A word-for-word retyping of the listing is the goal.
☆ ☆ ☆ ☆ ☆
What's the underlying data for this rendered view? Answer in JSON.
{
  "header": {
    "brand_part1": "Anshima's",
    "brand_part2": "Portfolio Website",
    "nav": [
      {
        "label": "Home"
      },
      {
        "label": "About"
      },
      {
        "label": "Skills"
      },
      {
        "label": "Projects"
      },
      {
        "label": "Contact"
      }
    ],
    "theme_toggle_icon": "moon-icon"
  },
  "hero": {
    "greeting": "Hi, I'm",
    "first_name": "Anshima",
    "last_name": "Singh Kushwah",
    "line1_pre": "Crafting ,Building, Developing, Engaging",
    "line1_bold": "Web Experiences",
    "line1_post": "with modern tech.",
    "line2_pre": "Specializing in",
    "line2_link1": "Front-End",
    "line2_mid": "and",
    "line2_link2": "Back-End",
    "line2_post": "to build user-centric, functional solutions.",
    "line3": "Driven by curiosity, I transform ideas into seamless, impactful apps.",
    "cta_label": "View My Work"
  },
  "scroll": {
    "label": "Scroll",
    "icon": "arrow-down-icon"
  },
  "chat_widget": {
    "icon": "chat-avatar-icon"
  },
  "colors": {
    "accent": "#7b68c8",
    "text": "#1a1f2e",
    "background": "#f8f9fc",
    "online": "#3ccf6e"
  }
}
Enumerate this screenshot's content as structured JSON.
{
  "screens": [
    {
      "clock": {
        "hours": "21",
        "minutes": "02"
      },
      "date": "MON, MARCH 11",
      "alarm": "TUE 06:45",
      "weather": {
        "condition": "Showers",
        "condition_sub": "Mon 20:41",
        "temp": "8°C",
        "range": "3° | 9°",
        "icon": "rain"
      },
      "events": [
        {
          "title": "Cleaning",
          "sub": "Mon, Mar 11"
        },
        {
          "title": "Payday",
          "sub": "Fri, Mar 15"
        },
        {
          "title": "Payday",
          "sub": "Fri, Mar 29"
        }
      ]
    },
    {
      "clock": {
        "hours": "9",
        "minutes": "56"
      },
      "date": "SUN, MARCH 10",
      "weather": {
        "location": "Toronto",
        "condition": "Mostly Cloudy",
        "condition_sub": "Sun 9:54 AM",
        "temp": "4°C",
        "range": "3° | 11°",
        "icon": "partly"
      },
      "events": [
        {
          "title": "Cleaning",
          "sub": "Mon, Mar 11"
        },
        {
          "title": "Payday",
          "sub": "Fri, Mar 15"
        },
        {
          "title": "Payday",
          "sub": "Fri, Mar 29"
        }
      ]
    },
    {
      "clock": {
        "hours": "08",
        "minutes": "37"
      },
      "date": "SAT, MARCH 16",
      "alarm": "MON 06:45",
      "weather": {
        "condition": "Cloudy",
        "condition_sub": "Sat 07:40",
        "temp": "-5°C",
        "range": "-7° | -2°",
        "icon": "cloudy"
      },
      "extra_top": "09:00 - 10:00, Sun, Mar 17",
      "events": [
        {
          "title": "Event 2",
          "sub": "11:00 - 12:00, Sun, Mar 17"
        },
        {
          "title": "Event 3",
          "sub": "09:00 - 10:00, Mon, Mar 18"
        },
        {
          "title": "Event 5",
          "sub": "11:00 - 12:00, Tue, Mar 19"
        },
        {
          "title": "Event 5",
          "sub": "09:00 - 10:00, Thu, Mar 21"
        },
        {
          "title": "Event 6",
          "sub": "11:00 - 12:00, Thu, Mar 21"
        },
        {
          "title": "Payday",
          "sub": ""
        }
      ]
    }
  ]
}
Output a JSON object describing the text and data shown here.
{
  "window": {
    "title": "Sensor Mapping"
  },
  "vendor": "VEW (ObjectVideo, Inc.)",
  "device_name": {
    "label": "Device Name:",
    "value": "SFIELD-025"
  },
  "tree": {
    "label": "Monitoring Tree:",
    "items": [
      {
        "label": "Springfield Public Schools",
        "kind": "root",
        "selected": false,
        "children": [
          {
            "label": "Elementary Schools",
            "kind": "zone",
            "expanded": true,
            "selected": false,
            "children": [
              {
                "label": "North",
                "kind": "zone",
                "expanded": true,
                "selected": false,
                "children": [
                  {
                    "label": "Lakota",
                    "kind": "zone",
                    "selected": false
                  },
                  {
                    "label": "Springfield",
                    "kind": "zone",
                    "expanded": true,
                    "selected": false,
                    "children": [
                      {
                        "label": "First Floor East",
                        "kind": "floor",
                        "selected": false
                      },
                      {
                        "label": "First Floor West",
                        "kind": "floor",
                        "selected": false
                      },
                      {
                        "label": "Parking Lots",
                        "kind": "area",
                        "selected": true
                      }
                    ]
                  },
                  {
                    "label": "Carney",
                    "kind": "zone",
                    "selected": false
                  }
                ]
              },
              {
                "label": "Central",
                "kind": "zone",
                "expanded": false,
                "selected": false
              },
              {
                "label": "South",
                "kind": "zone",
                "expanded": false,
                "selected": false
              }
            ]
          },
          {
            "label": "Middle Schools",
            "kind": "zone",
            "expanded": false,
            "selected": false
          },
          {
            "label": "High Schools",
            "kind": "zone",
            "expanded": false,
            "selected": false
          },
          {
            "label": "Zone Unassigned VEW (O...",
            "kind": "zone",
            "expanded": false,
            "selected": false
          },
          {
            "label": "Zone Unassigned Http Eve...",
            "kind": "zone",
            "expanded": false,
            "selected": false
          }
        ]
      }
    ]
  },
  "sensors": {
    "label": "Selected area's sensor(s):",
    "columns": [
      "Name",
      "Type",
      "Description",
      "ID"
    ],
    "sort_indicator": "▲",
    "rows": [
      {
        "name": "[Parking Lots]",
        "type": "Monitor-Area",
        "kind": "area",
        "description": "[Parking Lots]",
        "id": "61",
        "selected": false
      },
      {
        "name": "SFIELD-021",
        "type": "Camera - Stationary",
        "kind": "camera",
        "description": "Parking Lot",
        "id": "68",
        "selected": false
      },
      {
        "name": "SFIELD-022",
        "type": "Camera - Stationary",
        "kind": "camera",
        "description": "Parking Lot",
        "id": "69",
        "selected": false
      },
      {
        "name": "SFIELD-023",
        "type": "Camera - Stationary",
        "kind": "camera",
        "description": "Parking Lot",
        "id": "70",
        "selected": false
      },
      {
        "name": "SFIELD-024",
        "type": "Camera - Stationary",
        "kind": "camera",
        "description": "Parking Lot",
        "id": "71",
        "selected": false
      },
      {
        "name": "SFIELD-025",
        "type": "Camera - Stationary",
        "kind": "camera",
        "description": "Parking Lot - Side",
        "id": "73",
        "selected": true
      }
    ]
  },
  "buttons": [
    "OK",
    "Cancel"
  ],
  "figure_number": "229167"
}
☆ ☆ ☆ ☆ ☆
# Completed exercise
What's the underlying data for this rendered view? Answer in JSON.
{
  "header": {
    "brand_part1": "Anshima's",
    "brand_part2": "Portfolio Website",
    "nav": [
      {
        "label": "Home"
      },
      {
        "label": "About"
      },
      {
        "label": "Skills"
      },
      {
        "label": "Projects"
      },
      {
        "label": "Contact"
      }
    ],
    "theme_toggle_icon": "moon-icon"
  },
  "hero": {
    "greeting": "Hi, I'm",
    "first_name": "Anshima",
    "last_name": "Singh Kushwah",
    "line1_pre": "Crafting ,Building, Developing, Engaging",
    "line1_bold": "Web Experiences",
    "line1_post": "with modern tech.",
    "line2_pre": "Specializing in",
    "line2_link1": "Front-End",
    "line2_mid": "and",
    "line2_link2": "Back-End",
    "line2_post": "to build user-centric, functional solutions.",
    "line3": "Driven by curiosity, I transform ideas into seamless, impactful apps.",
    "cta_label": "View My Work"
  },
  "scroll": {
    "label": "Scroll",
    "icon": "arrow-down-icon"
  },
  "chat_widget": {
    "icon": "chat-avatar-icon"
  },
  "colors": {
    "accent": "#7b68c8",
    "text": "#1a1f2e",
    "background": "#f8f9fc",
    "online": "#3ccf6e"
  }
}
Enumerate this screenshot's content as structured JSON.
{
  "screens": [
    {
      "clock": {
        "hours": "21",
        "minutes": "02"
      },
      "date": "MON, MARCH 11",
      "alarm": "TUE 06:45",
      "weather": {
        "condition": "Showers",
        "condition_sub": "Mon 20:41",
        "temp": "8°C",
        "range": "3° | 9°",
        "icon": "rain"
      },
      "events": [
        {
          "title": "Cleaning",
          "sub": "Mon, Mar 11"
        },
        {
          "title": "Payday",
          "sub": "Fri, Mar 15"
        },
        {
          "title": "Payday",
          "sub": "Fri, Mar 29"
        }
      ]
    },
    {
      "clock": {
        "hours": "9",
        "minutes": "56"
      },
      "date": "SUN, MARCH 10",
      "weather": {
        "location": "Toronto",
        "condition": "Mostly Cloudy",
        "condition_sub": "Sun 9:54 AM",
        "temp": "4°C",
        "range": "3° | 11°",
        "icon": "partly"
      },
      "events": [
        {
          "title": "Cleaning",
          "sub": "Mon, Mar 11"
        },
        {
          "title": "Payday",
          "sub": "Fri, Mar 15"
        },
        {
          "title": "Payday",
          "sub": "Fri, Mar 29"
        }
      ]
    },
    {
      "clock": {
        "hours": "08",
        "minutes": "37"
      },
      "date": "SAT, MARCH 16",
      "alarm": "MON 06:45",
      "weather": {
        "condition": "Cloudy",
        "condition_sub": "Sat 07:40",
        "temp": "-5°C",
        "range": "-7° | -2°",
        "icon": "cloudy"
      },
      "extra_top": "09:00 - 10:00, Sun, Mar 17",
      "events": [
        {
          "title": "Event 2",
          "sub": "11:00 - 12:00, Sun, Mar 17"
        },
        {
          "title": "Event 3",
          "sub": "09:00 - 10:00, Mon, Mar 18"
        },
        {
          "title": "Event 5",
          "sub": "11:00 - 12:00, Tue, Mar 19"
        },
        {
          "title": "Event 5",
          "sub": "09:00 - 10:00, Thu, Mar 21"
        },
        {
          "title": "Event 6",
          "sub": "11:00 - 12:00, Thu, Mar 21"
        },
        {
          "title": "Payday",
          "sub": ""
        }
      ]
    }
  ]
}
Output a JSON object describing the text and data shown here.
{
  "window": {
    "title": "Sensor Mapping"
  },
  "vendor": "VEW (ObjectVideo, Inc.)",
  "device_name": {
    "label": "Device Name:",
    "value": "SFIELD-025"
  },
  "tree": {
    "label": "Monitoring Tree:",
    "items": [
      {
        "label": "Springfield Public Schools",
        "kind": "root",
        "selected": false,
        "children": [
          {
            "label": "Elementary Schools",
            "kind": "zone",
            "expanded": true,
            "selected": false,
            "children": [
              {
                "label": "North",
                "kind": "zone",
                "expanded": true,
                "selected": false,
                "children": [
                  {
                    "label": "Lakota",
                    "kind": "zone",
                    "selected": false
                  },
                  {
                    "label": "Springfield",
                    "kind": "zone",
                    "expanded": true,
                    "selected": false,
                    "children": [
                      {
                        "label": "First Floor East",
                        "kind": "floor",
                        "selected": false
                      },
                      {
                        "label": "First Floor West",
                        "kind": "floor",
                        "selected": false
                      },
                      {
                        "label": "Parking Lots",
                        "kind": "area",
                        "selected": true
                      }
                    ]
                  },
                  {
                    "label": "Carney",
                    "kind": "zone",
                    "selected": false
                  }
                ]
              },
              {
                "label": "Central",
                "kind": "zone",
                "expanded": false,
                "selected": false
              },
              {
                "label": "South",
                "kind": "zone",
                "expanded": false,
                "selected": false
              }
            ]
          },
          {
            "label": "Middle Schools",
            "kind": "zone",
            "expanded": false,
            "selected": false
          },
          {
            "label": "High Schools",
            "kind": "zone",
            "expanded": false,
            "selected": false
          },
          {
            "label": "Zone Unassigned VEW (O...",
            "kind": "zone",
            "expanded": false,
            "selected": false
          },
          {
            "label": "Zone Unassigned Http Eve...",
            "kind": "zone",
            "expanded": false,
            "selected": false
          }
        ]
      }
    ]
  },
  "sensors": {
    "label": "Selected area's sensor(s):",
    "columns": [
      "Name",
      "Type",
      "Description",
      "ID"
    ],
    "sort_indicator": "▲",
    "rows": [
      {
        "name": "[Parking Lots]",
        "type": "Monitor-Area",
        "kind": "area",
        "description": "[Parking Lots]",
        "id": "61",
        "selected": false
      },
      {
        "name": "SFIELD-021",
        "type": "Camera - Stationary",
        "kind": "camera",
        "description": "Parking Lot",
        "id": "68",
        "selected": false
      },
      {
        "name": "SFIELD-022",
        "type": "Camera - Stationary",
        "kind": "camera",
        "description": "Parking Lot",
        "id": "69",
        "selected": false
      },
      {
        "name": "SFIELD-023",
        "type": "Camera - Stationary",
        "kind": "camera",
        "description": "Parking Lot",
        "id": "70",
        "selected": false
      },
      {
        "name": "SFIELD-024",
        "type": "Camera - Stationary",
        "kind": "camera",
        "description": "Parking Lot",
        "id": "71",
        "selected": false
      },
      {
        "name": "SFIELD-025",
        "type": "Camera - Stationary",
        "kind": "camera",
        "description": "Parking Lot - Side",
        "id": "73",
        "selected": true
      }
    ]
  },
  "buttons": [
    "OK",
    "Cancel"
  ],
  "figure_number": "229167"
}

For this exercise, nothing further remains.